What is exemestane?
Exemestane is a hormone therapy drug used to treat breast cancer in women who have gone through a natural menopause (when periods stop). It can also be used in premenopausal women having ovarian suppression (treatment to stop the ovaries working).
You may also hear it called Aromasin, which is its best-known brand name. There are a number of other brands of exemestane, all of which contain the same dose of the drug.
Men with breast cancer may be given exemestane, although another drug called tamoxifen is more commonly used
How exemestane works
Aromatase works by reducing the amount of oestrogen made in the body.
Some breast cancers use oestrogen in the body to help them to grow. These are known as oestrogen receptor positive or ER+ breast cancers.
Exemestane belongs to a group of drugs called aromatase inhibitors.
Who might be offered exemestane?
Exemestane is suitable for women who have been through the menopause and whose breast cancer is oestrogen receptor positive.
Sometimes exemestane is given alongside ovarian suppression to women who haven’t yet been through the menopause.
If your cancer is hormone receptor negative, then exemestane will not be of any benefit.
Androgenic steroids are ergogenic drugs enhancing the muscular mass and strength in both male and female athletes. Consequently, androgens are banned for usage in sports by the World Anti-Doping Agency (WADA).
To circumvent the imposed ban, several strategies have been developed; for instance, the use of aromatase inhibitors.
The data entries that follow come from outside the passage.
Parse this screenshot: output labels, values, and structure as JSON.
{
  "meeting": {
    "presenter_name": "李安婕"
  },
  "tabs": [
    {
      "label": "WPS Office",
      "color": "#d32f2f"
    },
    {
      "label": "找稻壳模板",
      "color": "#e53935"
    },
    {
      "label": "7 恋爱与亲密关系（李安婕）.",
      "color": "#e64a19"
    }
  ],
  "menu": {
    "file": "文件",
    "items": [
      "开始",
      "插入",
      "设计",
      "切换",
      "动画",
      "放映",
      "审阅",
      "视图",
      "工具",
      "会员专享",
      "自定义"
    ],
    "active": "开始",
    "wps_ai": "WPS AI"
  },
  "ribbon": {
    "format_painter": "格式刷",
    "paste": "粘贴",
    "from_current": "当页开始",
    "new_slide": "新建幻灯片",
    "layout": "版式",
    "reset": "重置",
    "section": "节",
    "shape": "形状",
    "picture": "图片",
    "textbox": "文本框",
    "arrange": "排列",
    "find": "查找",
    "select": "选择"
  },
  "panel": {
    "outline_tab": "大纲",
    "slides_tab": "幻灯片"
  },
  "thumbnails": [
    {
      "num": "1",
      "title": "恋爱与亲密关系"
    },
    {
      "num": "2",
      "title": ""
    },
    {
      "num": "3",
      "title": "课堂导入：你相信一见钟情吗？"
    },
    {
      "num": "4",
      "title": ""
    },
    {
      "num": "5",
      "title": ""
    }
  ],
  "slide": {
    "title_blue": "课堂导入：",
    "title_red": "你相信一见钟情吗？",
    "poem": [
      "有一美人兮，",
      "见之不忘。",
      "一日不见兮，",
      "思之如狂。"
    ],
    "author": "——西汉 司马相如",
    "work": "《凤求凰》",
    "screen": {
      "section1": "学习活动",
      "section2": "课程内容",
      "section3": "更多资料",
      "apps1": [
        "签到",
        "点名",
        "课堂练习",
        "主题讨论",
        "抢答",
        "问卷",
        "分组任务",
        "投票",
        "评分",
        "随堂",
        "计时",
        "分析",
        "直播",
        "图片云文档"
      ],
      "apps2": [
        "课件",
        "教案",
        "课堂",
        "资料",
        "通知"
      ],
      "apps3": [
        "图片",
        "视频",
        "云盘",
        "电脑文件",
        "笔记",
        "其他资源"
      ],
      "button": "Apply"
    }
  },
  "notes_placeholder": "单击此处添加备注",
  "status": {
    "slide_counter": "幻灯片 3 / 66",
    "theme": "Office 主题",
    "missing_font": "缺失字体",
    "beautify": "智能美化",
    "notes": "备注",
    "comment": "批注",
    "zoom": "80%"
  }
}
Aromatase inhibitors are widely used in clinical settings and are of 2 types: steroids and nonsteroids.
Exemestane is the representative of steroidal aromatase inhibitors in the clinic. Aminoglutethimide, letrozole, and anastrozole are the most commonly available nonsteroid aromatase inhibitors.
Aromatase (estrogen synthetase) is omnipresent in several human tissues, and it catalyzes the conversion of androgens to estrogens. In addition, it converts the adrenally generated androstenedione into estrone and testosterone into estradiol in peripheral tissues, as well as in tumors. Aromatase inhibitors can suppress the aromatase activity by competitively binding to the heme of its cytochrome P450 subunit. They are commonly employed for the treatment of postmenopausal women with hormone-sensitive breast cancer. After oral administration, increased serum testosterone levels have been observed. Hence, male athletes use aromatase inhibitors to improve athletic performance and treat the adverse effects of an extensive abuse of anabolic androgenic steroids (gynecomastia).